My first glimpse of Krakow was at 5AM, walking through the Old Town Square to get to our hostel. I am not usually good at following the classic travel advice of getting up early to see the world’s most famous sites totally empty of other tourists, but when you arrive on a city on an overnight bus you don’t really have a choice.
I decided I was going to be in charge of navigation for once, and after about 5 minutes I gave up and handed the phone to Alex to get us to the hostel. Seriously, I don’t know how I travel alone – I barely navigated on this trip, and every time I tried I failed. But anyway, we wandered through the square, in awe of the mist-clad beauty of Krakow’s churches and towers, but we were exhausted. So we rocked up at our hostel at 5AM, obviously unable to check in.
And then, proceeded to curl up on a bean bag chair for hours and nap/watch Outlander. Yay for seeing Poland!
After a few hours of relaxing, we decided on a free walking tour of the city, so I did some research and we picked one focused on World War 2. It wasn’t the greatest walking tour I’ve ever been on, maybe because it was way too cold to be outside for three hours straight, but I did learn quite a bit about the German occupation of the city so that was good.
After the walking tour it was time for pierogies!!! I absolutely adore pierogies and eat them at home all the time, and I didn’t realize that a lot of countries (ie. Australia) don’t really have them or know what they are. We ate pierogies every single day we were in town, including as the very last thing we did before heading to the bus station. SO. GOOD. If you don’t know, they’re basically little dumplings with potato and cheese filling, but we tried some fancier varieties in Krakow: spinach and feta, mushroom and cabbage, etc.
Honestly, most of what we did in Krakow was eat. Usually for the first 2-3 days of travelling long-haul I’m super nauseous and can’t eat (no idea why) so by the time we got to Krakow I had recovered my appetite and was back to eating every 2-3 hours. One highlight was trying a local recommendation, zapiekanka. A girl that worked at our hostel in Prague was actually Polish, so she directed us to Plac Nowy, in the Jewish quarter, where there are tons of stalls selling these giant baguette-type pizzas for under $5. On our way there, I saw a skating rink, and obviously dragged Alex there.
I may be Canadian but I am a horrible skater – luckily I only fell once!! It felt very un-touristy, since we were just in some random square, and it was really fun but surprisingly tiring. We were SUPER ready for zapiekanka when we were done, and it was worth the wait. These were sooo good, but pigeons kept trying to attack us, and I’m terrified of birds, so I kept embarrassing myself by screaming.
The only other real touristy thing we did in Poland was go to Auschwitz. I had been to a concentration camp before, in Munich, but Auschwitz is significantly more famous, larger, and much more depressing. We booked a guided tour, because it felt like one of those places that you should, and were pretty glad we did.

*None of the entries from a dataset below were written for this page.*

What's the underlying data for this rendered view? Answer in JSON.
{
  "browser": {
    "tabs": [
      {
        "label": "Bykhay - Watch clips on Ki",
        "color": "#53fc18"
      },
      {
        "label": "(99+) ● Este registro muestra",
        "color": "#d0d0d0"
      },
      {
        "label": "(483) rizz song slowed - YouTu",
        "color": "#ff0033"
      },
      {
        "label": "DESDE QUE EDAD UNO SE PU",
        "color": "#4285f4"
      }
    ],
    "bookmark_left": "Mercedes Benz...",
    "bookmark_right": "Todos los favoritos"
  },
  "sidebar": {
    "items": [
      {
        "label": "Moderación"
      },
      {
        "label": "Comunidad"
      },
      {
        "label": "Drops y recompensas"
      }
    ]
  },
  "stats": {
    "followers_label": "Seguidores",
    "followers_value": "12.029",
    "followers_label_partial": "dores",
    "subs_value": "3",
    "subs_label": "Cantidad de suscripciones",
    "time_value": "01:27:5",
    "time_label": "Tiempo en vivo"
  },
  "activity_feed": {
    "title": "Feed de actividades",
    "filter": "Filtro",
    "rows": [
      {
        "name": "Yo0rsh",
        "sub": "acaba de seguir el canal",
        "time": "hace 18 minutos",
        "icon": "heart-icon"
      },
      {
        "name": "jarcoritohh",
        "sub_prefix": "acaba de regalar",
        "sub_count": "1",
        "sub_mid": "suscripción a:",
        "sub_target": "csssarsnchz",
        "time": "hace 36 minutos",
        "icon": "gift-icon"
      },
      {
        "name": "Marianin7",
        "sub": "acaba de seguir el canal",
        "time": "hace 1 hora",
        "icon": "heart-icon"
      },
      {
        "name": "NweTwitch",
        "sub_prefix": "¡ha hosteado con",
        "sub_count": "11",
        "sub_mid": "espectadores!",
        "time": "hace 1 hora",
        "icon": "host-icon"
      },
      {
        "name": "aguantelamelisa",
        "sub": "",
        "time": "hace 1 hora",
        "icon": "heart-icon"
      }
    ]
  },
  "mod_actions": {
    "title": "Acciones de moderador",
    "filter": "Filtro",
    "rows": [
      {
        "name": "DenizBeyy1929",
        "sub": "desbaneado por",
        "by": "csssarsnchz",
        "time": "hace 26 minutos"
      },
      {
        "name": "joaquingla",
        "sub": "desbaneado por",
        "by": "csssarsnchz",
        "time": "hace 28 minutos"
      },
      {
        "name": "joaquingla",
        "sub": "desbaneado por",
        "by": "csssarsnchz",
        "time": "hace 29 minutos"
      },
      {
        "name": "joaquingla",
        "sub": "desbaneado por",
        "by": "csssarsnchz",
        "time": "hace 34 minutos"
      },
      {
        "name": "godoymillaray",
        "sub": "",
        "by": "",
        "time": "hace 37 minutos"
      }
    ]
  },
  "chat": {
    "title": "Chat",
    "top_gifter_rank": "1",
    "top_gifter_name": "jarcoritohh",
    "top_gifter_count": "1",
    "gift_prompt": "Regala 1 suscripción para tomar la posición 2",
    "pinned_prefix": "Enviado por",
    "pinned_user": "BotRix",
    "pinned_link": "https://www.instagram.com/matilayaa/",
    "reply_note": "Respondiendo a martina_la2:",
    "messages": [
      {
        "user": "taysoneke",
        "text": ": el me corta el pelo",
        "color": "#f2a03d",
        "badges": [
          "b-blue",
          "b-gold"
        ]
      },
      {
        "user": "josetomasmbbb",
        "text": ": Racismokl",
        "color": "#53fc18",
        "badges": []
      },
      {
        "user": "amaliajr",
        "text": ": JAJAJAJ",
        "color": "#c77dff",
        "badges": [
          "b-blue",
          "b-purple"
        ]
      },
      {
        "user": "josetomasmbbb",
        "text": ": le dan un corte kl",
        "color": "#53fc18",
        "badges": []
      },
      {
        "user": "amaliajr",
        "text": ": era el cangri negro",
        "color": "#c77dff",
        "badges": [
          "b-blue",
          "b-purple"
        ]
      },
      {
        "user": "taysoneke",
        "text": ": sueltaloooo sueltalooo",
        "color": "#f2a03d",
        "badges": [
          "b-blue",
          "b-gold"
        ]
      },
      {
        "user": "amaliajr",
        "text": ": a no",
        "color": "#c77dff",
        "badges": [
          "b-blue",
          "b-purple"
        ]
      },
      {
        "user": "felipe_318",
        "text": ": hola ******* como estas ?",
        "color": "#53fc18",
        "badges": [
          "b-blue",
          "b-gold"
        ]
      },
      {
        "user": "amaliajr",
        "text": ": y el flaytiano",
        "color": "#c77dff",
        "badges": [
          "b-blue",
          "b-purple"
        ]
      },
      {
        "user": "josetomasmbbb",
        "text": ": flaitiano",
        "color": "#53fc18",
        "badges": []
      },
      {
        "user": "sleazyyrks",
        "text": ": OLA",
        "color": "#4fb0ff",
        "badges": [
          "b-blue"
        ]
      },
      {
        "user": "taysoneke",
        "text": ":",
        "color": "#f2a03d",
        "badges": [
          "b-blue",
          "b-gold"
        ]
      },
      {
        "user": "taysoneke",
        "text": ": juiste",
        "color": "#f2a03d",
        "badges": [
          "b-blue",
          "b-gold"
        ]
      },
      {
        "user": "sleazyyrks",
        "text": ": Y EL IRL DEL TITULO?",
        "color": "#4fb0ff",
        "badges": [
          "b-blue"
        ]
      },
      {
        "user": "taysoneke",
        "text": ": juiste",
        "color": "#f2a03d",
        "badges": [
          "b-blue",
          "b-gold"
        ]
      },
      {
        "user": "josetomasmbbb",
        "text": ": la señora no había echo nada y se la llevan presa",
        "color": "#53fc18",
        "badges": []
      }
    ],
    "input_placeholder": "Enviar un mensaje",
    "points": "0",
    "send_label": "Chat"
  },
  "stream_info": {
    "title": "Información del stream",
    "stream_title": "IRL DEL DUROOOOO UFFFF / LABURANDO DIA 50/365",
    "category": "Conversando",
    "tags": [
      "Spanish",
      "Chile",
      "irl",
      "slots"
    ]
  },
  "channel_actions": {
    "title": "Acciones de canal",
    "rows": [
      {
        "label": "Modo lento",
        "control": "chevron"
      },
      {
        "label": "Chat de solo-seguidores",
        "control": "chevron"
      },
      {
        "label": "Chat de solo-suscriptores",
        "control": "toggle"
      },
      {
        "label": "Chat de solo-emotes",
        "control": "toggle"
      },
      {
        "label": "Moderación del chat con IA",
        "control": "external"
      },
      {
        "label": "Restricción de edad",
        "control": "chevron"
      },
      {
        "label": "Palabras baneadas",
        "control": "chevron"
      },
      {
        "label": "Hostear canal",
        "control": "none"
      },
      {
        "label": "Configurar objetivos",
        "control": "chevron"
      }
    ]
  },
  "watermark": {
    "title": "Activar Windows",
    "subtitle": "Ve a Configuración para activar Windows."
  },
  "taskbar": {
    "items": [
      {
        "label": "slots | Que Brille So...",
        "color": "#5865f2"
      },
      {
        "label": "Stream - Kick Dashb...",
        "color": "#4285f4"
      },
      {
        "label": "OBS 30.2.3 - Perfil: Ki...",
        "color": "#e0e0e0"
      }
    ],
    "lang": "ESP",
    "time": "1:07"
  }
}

I didn’t take any photos, because I was too busy crying. I also don’t really know how to write about the experience, but it was extremely poignant.
If you’re in Krakow and looking to do Auschwitz independently it’s really easy, you can just take the train from the main station directly to Oświęcim and then walk or take the bus to the actual site of the concentration camp. If you need a restaurant nearby we went to Restauracja A la carte and liked it a lot – we were the only diners for a while so we had lovely chats with the staff,f, ate a bunch of pierogies, and watched the world go by.
And that’s pretty much it for Krakow. If I visited in the summer I’m sure I’d spend a lot more time outdoors and doing things, but this trip was a pretty good balance of relaxing at our hostel and braving the cold. Side note, our hostel wasn’t great – probably wouldn’t recommend the Heynow Hostel if you’re looking for any sort of socializing experience. However, the location was incredible since it was so close to the main square. The one downside of being so close to the square is that you hear a bugle call every hour on the hour, from Saint Mary’s Church. Before I knew what it was, I thought I was just having weird dreams or was perhaps feverish, and then it just started to be annoying!! It kind of reminded me of the call to player in Morocco, except a lot less cool.
Poland – I’ll be back to explore more than just one city!